Work to complete —
From the first entry to the last, copy everything exactly except the pictures.

Material for the task —
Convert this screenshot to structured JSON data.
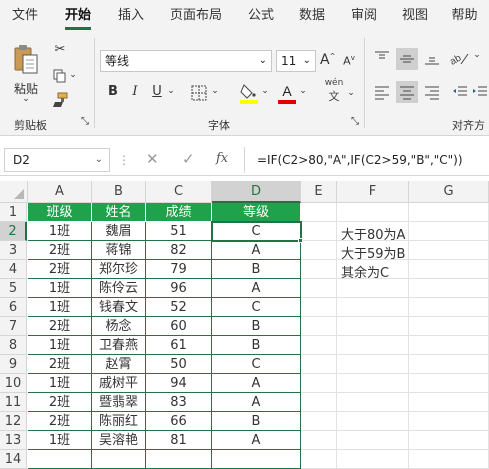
{
  "menu": {
    "tabs": [
      "文件",
      "开始",
      "插入",
      "页面布局",
      "公式",
      "数据",
      "审阅",
      "视图",
      "帮助"
    ],
    "active": "开始"
  },
  "ribbon": {
    "clipboard": {
      "paste_label": "粘贴",
      "group_label": "剪贴板"
    },
    "font": {
      "family": "等线",
      "size": "11",
      "group_label": "字体",
      "bold": "B",
      "italic": "I",
      "underline": "U",
      "grow": "A",
      "shrink": "A",
      "phonetic": "wén"
    },
    "align": {
      "group_label": "对齐方"
    },
    "colors": {
      "fill": "#FFFF00",
      "font": "#E00000",
      "accent": "#217346"
    }
  },
  "formula_bar": {
    "name_box": "D2",
    "formula": "=IF(C2>80,\"A\",IF(C2>59,\"B\",\"C\"))",
    "fx": "fx"
  },
  "sheet": {
    "columns": [
      "A",
      "B",
      "C",
      "D",
      "E",
      "F",
      "G"
    ],
    "rows": [
      "1",
      "2",
      "3",
      "4",
      "5",
      "6",
      "7",
      "8",
      "9",
      "10",
      "11",
      "12",
      "13",
      "14"
    ],
    "selected_cell": "D2",
    "header": [
      "班级",
      "姓名",
      "成绩",
      "等级"
    ],
    "data": [
      [
        "1班",
        "魏眉",
        "51",
        "C"
      ],
      [
        "2班",
        "蒋锦",
        "82",
        "A"
      ],
      [
        "2班",
        "郑尔珍",
        "79",
        "B"
      ],
      [
        "1班",
        "陈伶云",
        "96",
        "A"
      ],
      [
        "1班",
        "钱春文",
        "52",
        "C"
      ],
      [
        "2班",
        "杨念",
        "60",
        "B"
      ],
      [
        "1班",
        "卫春燕",
        "61",
        "B"
      ],
      [
        "2班",
        "赵霄",
        "50",
        "C"
      ],
      [
        "1班",
        "戚树平",
        "94",
        "A"
      ],
      [
        "2班",
        "暨翡翠",
        "83",
        "A"
      ],
      [
        "2班",
        "陈丽红",
        "66",
        "B"
      ],
      [
        "1班",
        "吴溶艳",
        "81",
        "A"
      ]
    ],
    "notes": [
      "大于80为A",
      "大于59为B",
      "其余为C"
    ]
  }
}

Output —
Convert this screenshot to structured JSON data.
{
  "menu": {
    "tabs": [
      "文件",
      "开始",
      "插入",
      "页面布局",
      "公式",
      "数据",
      "审阅",
      "视图",
      "帮助"
    ],
    "active": "开始"
  },
  "ribbon": {
    "clipboard": {
      "paste_label": "粘贴",
      "group_label": "剪贴板"
    },
    "font": {
      "family": "等线",
      "size": "11",
      "group_label": "字体",
      "bold": "B",
      "italic": "I",
      "underline": "U",
      "grow": "A",
      "shrink": "A",
      "phonetic": "wén"
    },
    "align": {
      "group_label": "对齐方"
    },
    "colors": {
      "fill": "#FFFF00",
      "font": "#E00000",
      "accent": "#217346"
    }
  },
  "formula_bar": {
    "name_box": "D2",
    "formula": "=IF(C2>80,\"A\",IF(C2>59,\"B\",\"C\"))",
    "fx": "fx"
  },
  "sheet": {
    "columns": [
      "A",
      "B",
      "C",
      "D",
      "E",
      "F",
      "G"
    ],
    "rows": [
      "1",
      "2",
      "3",
      "4",
      "5",
      "6",
      "7",
      "8",
      "9",
      "10",
      "11",
      "12",
      "13",
      "14"
    ],
    "selected_cell": "D2",
    "header": [
      "班级",
      "姓名",
      "成绩",
      "等级"
    ],
    "data": [
      [
        "1班",
        "魏眉",
        "51",
        "C"
      ],
      [
        "2班",
        "蒋锦",
        "82",
        "A"
      ],
      [
        "2班",
        "郑尔珍",
        "79",
        "B"
      ],
      [
        "1班",
        "陈伶云",
        "96",
        "A"
      ],
      [
        "1班",
        "钱春文",
        "52",
        "C"
      ],
      [
        "2班",
        "杨念",
        "60",
        "B"
      ],
      [
        "1班",
        "卫春燕",
        "61",
        "B"
      ],
      [
        "2班",
        "赵霄",
        "50",
        "C"
      ],
      [
        "1班",
        "戚树平",
        "94",
        "A"
      ],
      [
        "2班",
        "暨翡翠",
        "83",
        "A"
      ],
      [
        "2班",
        "陈丽红",
        "66",
        "B"
      ],
      [
        "1班",
        "吴溶艳",
        "81",
        "A"
      ]
    ],
    "notes": [
      "大于80为A",
      "大于59为B",
      "其余为C"
    ]
  }
}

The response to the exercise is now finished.